No, the cert is for the domain. The domain points to their IP address. No problem. As far as getting the cert the CloudService controls the DNS so it can set a TXT record to prove it owns the domain to get the cert. The GameDeveloper does not need to be visible on the public internet. Once CloudServer has the cert it sends to the GameDeveloper and points dynamic domain to GameDeveloper’s local-ip-address. Player connects to CloudServer. CloudServer redirects player to dynamic domain that happens to point to GameDeveloper’s local-ip-address. Because Player and GameDeveloper are on same LAN that works. GameDeveloper serves cert for dynamic domain. Player is happy, gets HTTPS.

GameHost to operate a gateway/DNS

No need for that, CloudService runs the DNS


#15

Ok I understand. The confusion was that you’ve shared bits in pieces across different posts and have shifted terms about ip addresses. this is clear now.

You do need an exception of sorts (and possibly a public suffix list)… but I think you should also focus on pre-generating certificates and have 100+ ready at any given time. If the LE service goes down for a few hours, your service would break.


#16

you should also focus on pre-generating certificates and have 100+ ready at any given time.

Thanks, that’s a good idea.


#17

PSL denied because the sole reason is to get around letsencypt’s limits.

This is extremely frustrating. I’ve spent 2 years on this project only to have it all effectively killed by this HTTPS stuff.

Isn’t there something letsencrypt can do? Setup some kind of exception or some generic subdomain where exceptions are allowed. For example *.dynamicdns.*.*
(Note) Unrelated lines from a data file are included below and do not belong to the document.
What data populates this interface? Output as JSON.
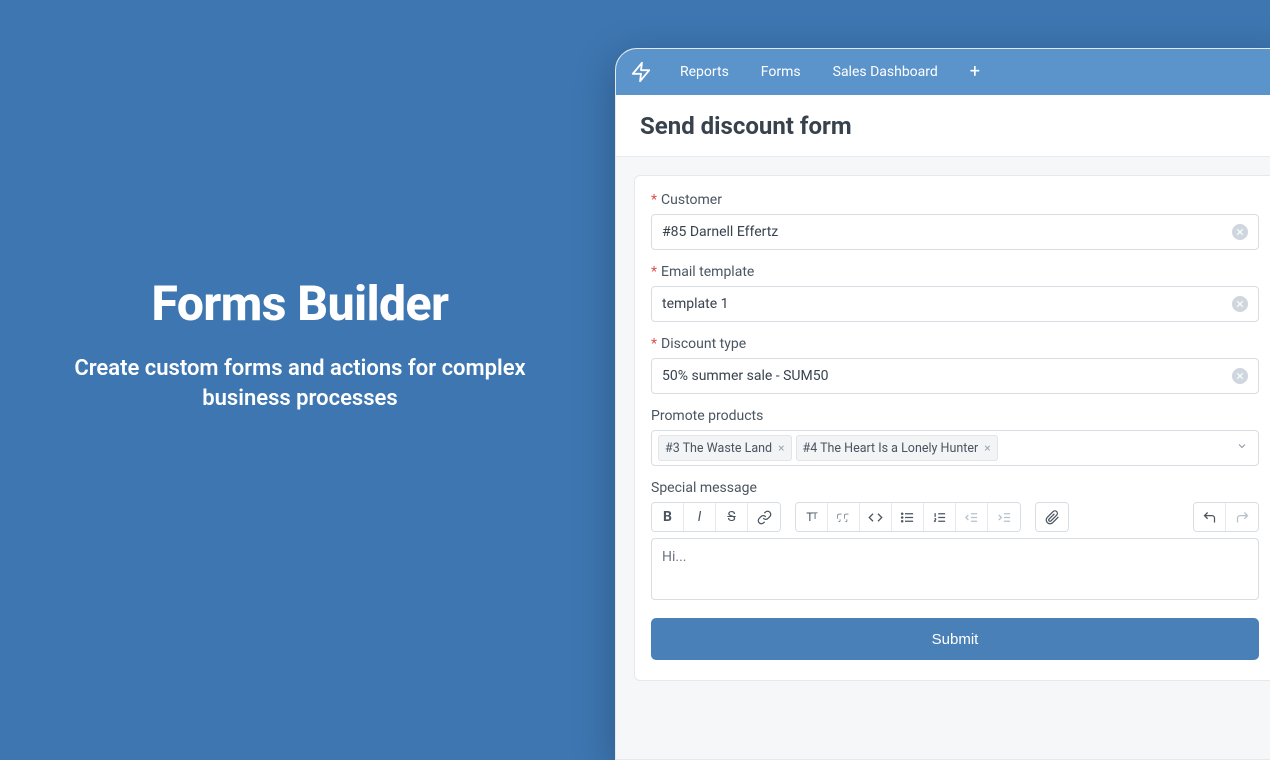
{
  "marketing": {
    "title": "Forms Builder",
    "subtitle": "Create custom forms and actions for complex business processes"
  },
  "tabs": [
    {
      "label": "Reports"
    },
    {
      "label": "Forms"
    },
    {
      "label": "Sales Dashboard"
    }
  ],
  "page_title": "Send discount form",
  "asterisk": "*",
  "form": {
    "customer": {
      "label": "Customer",
      "value": "#85 Darnell Effertz"
    },
    "email_template": {
      "label": "Email template",
      "value": "template 1"
    },
    "discount_type": {
      "label": "Discount type",
      "value": "50% summer sale - SUM50"
    },
    "promote_products": {
      "label": "Promote products",
      "tags": [
        "#3 The Waste Land",
        "#4 The Heart Is a Lonely Hunter"
      ]
    },
    "special_message": {
      "label": "Special message",
      "value": "Hi..."
    }
  },
  "submit_label": "Submit"
}
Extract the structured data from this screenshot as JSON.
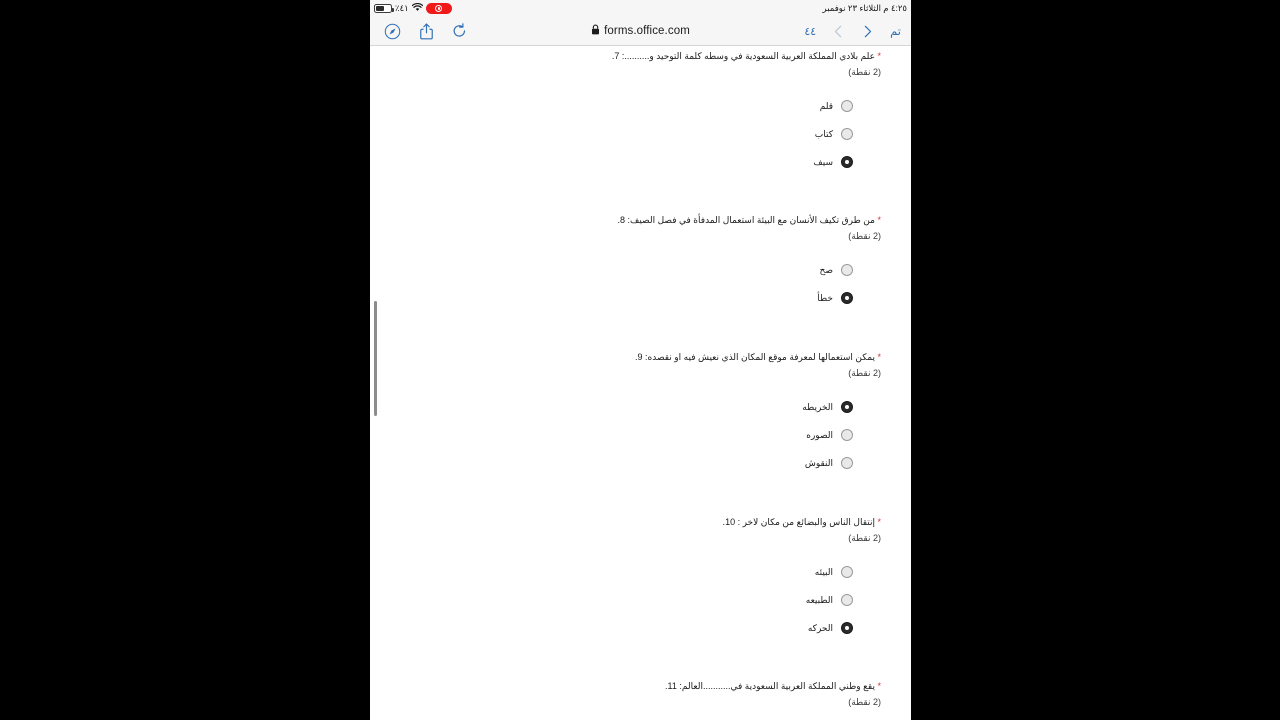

#18

Something else you could do, is offer a whitelabel option for the cloud service:

  • a gamejam host / classroom / museum can purchase a domain and list your nameservers
  • each game “host” can override happyfuntimes.net as their cloudservice
  • the whitelabel cloudservice might only show a selection of games on a branded page

You could do that for free, or charge a fee. Your call.

Assuming you don’t get an exception in time… Using that method, there are 20 individual domain certs per week off each domain. Across 12 weeks in the 90 day period, thats 240 active certs per domain once you’re up-and-running.

There’s also an clause in the ratelimit that deals with “renewing domains”. If you can tie each certificate to a developer/account, renewing that won’t count against your quota.


#19

240 is not nearly enough certs and besides I think you’re missing the point. This is a FREE OPEN SOURCE LIBRARY. Any user can download the library and add it to their game. It costs me all of $5 a month to run the rendezvous server and not much more to run the dynamic dns / cert getting if I needed to do that which I’m just doing out of love.

It also requires no maintenance (well except for this massively frustrating https stuff)

But managing a limited user set of domains is a much larger amount of work. Accounts need to be created, users tracked, domains expired, etc. Thanks for the idea but I don’t consider that a solution.


#20

You’re talking about libraries, games, users on phones et cetera. For me, it isn’t fully clear what the user/player runs or has to install: does it need a specific application on their phone? Or only a webbrowser which will run the game?